About this book
All animals show longlasting changes in behaviour as a result of individual experience and this adaptability is one of their most striking features. The changes may be abrupt, radical and permanent. In higher animals it seems reasonable to ascribe their ability to change behaviour to the same physiological process that underlies human behavioural change and memory. The known physiology of the brain gives no clues as to the mechanism. On the contrary, physiological research on the nervous system has relied upon the fact that the reactions of nerve cells studied were stereotyped and could be repeated frequently without modification. Only recently has the deliberate search for modifiable nerve cells begun but nothing yet discovered shows the rapidity, certainty and permanence of a behavioural change in intact animal. (Kandel and Spencer, 1968). Research on memory therefore must combine the accurate observation of animal behaviour, in very well understood situations, and a knowledge of the biology of the brain and of the kind of physiological processes likely to be involved in memory storage. If one is sure that a certain behavioural change does depend uniquely on memories gained during an experiment it is possible, by using likely inhibitors of brain physiology to test the susceptibility of memories to disruption.

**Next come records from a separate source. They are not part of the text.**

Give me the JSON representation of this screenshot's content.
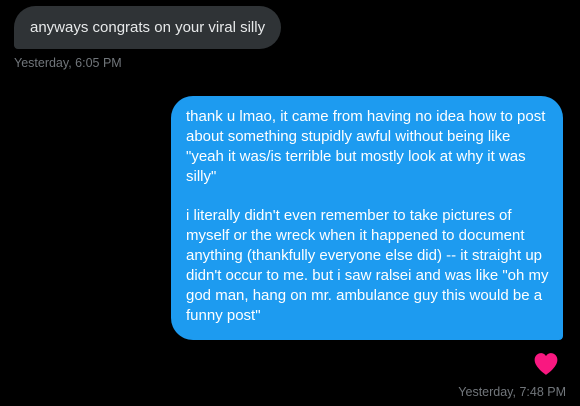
{
  "conversation": {
    "received_message": {
      "text": "anyways congrats on your viral silly",
      "timestamp": "Yesterday, 6:05 PM"
    },
    "sent_message": {
      "paragraph_1": "thank u lmao, it came from having no idea how to post about something stupidly awful without being like \"yeah it was/is terrible but mostly look at why it was silly\"",
      "paragraph_2": "i literally didn't even remember to take pictures of myself or the wreck when it happened to document anything (thankfully everyone else did) -- it straight up didn't occur to me. but i saw ralsei and was like \"oh my god man, hang on mr. ambulance guy this would be a funny post\"",
      "timestamp": "Yesterday, 7:48 PM",
      "reaction_icon": "heart-icon"
    }
  },
  "colors": {
    "background": "#000000",
    "received_bubble": "#2f3336",
    "sent_bubble": "#1d9bf0",
    "timestamp": "#71767b",
    "reaction": "#f91880"
  }
}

behavior biology brain cells hypoxia memory nervous system physiology research